Alyssa–“I was never a reader until your class. I had you for English my freshman year and I also loved how you read to the class. This made me want to take your young adult lit. class. Honestly I haven’t stopped reading since your class.”
Zach–“I think the great part about your style of teaching and reading is you challenge the students to find books on their own that they may in turn love. While also attempting to have them read books they don’t normally read. You’ve also chosen to continue reading more and more books throughout all your teaching years, allowing you to keep up with current books and readings. It’s encouraging to see a teacher preaching what she teaches with her readings, and challenging students to do the same. I never would’ve started reading YAL novels without your classroom, and they’ve become some of my favorite books. (Beautiful Creatures, Wake, Fade, Gone, etc). Some, like Boy Toy and Hush Hush, have easily ranked my favorite of all time. Keep doing what you do, it works!”
Hannah–“Hi Mrs. Andersen! I’d be happy to help with your blog post in any way I can. You were the only teacher I ever had with any type of substantial classroom library (a few others had a few dozen books but nothing compared to yours), and you always knew exactly the type of books to recommend to each student based on their tastes and how to get us out of reading slumps (I’m still not sure how you always knew exactly what everyone would like).”
Caroline–“Not being much of a reader I wasn’t sure about taking this class [my YA Lit class] when I first walked in. Yet it quickly became one of my favorite classes. It really opened my eyes to how mesmerizing a story could be; how much emotion can be put into it. One of my favorite ways of finding a book to read was when we all had to read a book for a few minutes and then pass it along to read the beginning of another one. I think this helped each of us learn which genre of books we wanted to do our projects on. I loved having someone to recommend books to me whenever I didn’t know what to read next. Since taking this class I have collected my own small library worth of novels. I would recommend this class to anyone, even if they don’t believe reading is for them.”

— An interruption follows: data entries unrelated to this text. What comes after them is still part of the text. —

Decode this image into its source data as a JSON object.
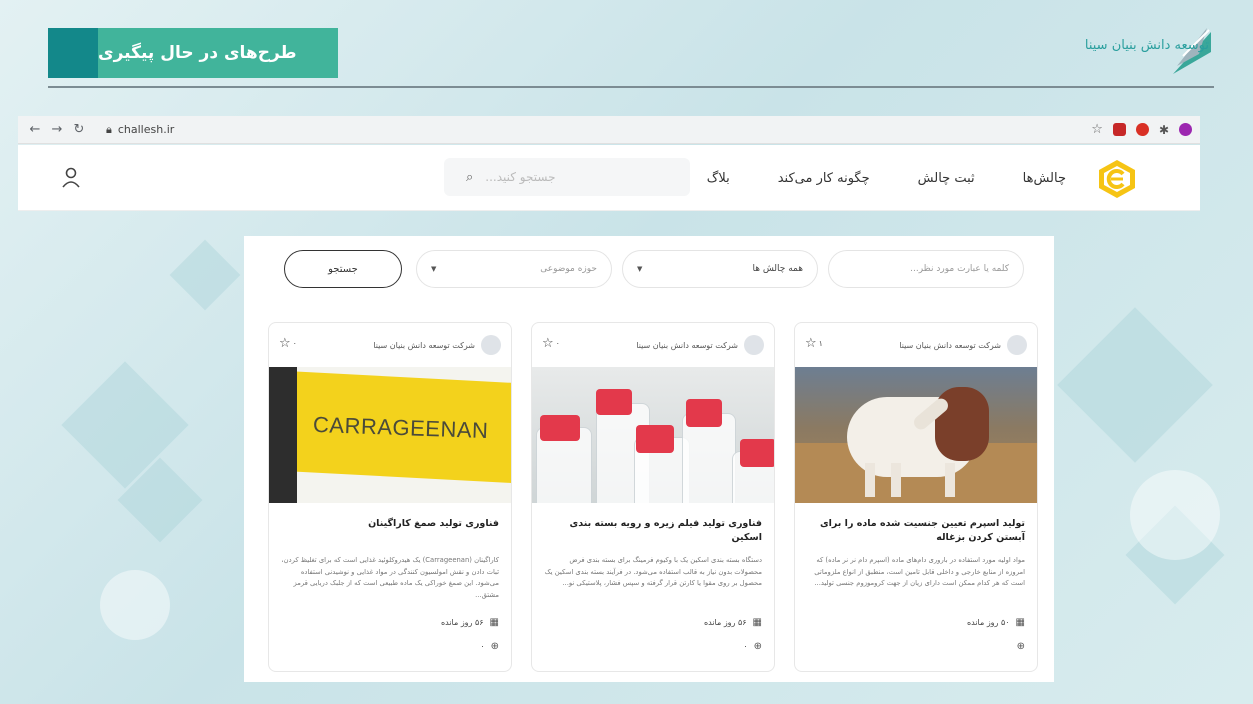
{
  "slide": {
    "title": "طرح‌های در حال پیگیری",
    "brand": "توسعه دانش بنیان سینا"
  },
  "browser": {
    "url": "challesh.ir"
  },
  "nav": {
    "links": [
      "چالش‌ها",
      "ثبت چالش",
      "چگونه کار می‌کند",
      "بلاگ"
    ],
    "search_placeholder": "جستجو کنید..."
  },
  "filters": {
    "keyword_placeholder": "کلمه یا عبارت مورد نظر...",
    "challenges_select": "همه چالش ها",
    "topic_select": "حوزه موضوعی",
    "search_button": "جستجو"
  },
  "cards": [
    {
      "company": "شرکت توسعه دانش بنیان سینا",
      "favorites": "۱",
      "title": "تولید اسپرم تعیین جنسیت شده ماده را برای آبستن کردن بزغاله",
      "description": "مواد اولیه مورد استفاده در باروری دام‌های ماده (اسپرم دام نر نر ماده) که امروزه از منابع خارجی و داخلی قابل تامین است، منطبق از انواع ملزوماتی است که هر کدام ممکن است دارای زیان از جهت کروموزوم جنسی تولید...",
      "days_left": "۵۰ روز مانده",
      "participants": ""
    },
    {
      "company": "شرکت توسعه دانش بنیان سینا",
      "favorites": "۰",
      "title": "فناوری تولید فیلم زیره و رویه بسته بندی اسکین",
      "description": "دستگاه بسته بندی اسکین یک با وکیوم فرمینگ برای بسته بندی فرض محصولات بدون نیاز به قالب استفاده می‌شود. در فرآیند بسته بندی اسکین یک محصول بر روی مقوا یا کارتن قرار گرفته و سپس فشار، پلاستیکی نو...",
      "days_left": "۵۶ روز مانده",
      "participants": "۰"
    },
    {
      "company": "شرکت توسعه دانش بنیان سینا",
      "favorites": "۰",
      "title": "فناوری تولید صمغ کاراگینان",
      "description": "کاراگینان (Carrageenan) یک هیدروکلوئید غذایی است که برای تغلیظ کردن، ثبات دادن و نقش امولسیون کنندگی در مواد غذایی و نوشیدنی استفاده می‌شود. این صمغ خوراکی یک ماده طبیعی است که از جلبک دریایی قرمز مشتق...",
      "days_left": "۵۶ روز مانده",
      "participants": "۰"
    }
  ],
  "carrageenan_label": "CARRAGEENAN"
}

Tristan–“I loved having access to so many different books at all times! I loved having suggestions from you and other students. I read a lot of books that I wouldn’t have found out about otherwise because it’s hard to go to the bookstore and know what books are actually worth the read. Also just being surrounded by so many books is inspiring and made me want to read that much more. I miss it all the time!”
It is my sincere hope that all teachers, especially English teachers, will create classroom libraries and provide SSR time. I’m working tirelessly to help spread this idea to teachers wherever I go. I’d love to hear from you if you’re also providing SSR time and/or a classroom library. Teachers and pre-service teachers read my blog and could benefit from your experiences as well.
Some images of my classroom library from within the last three years: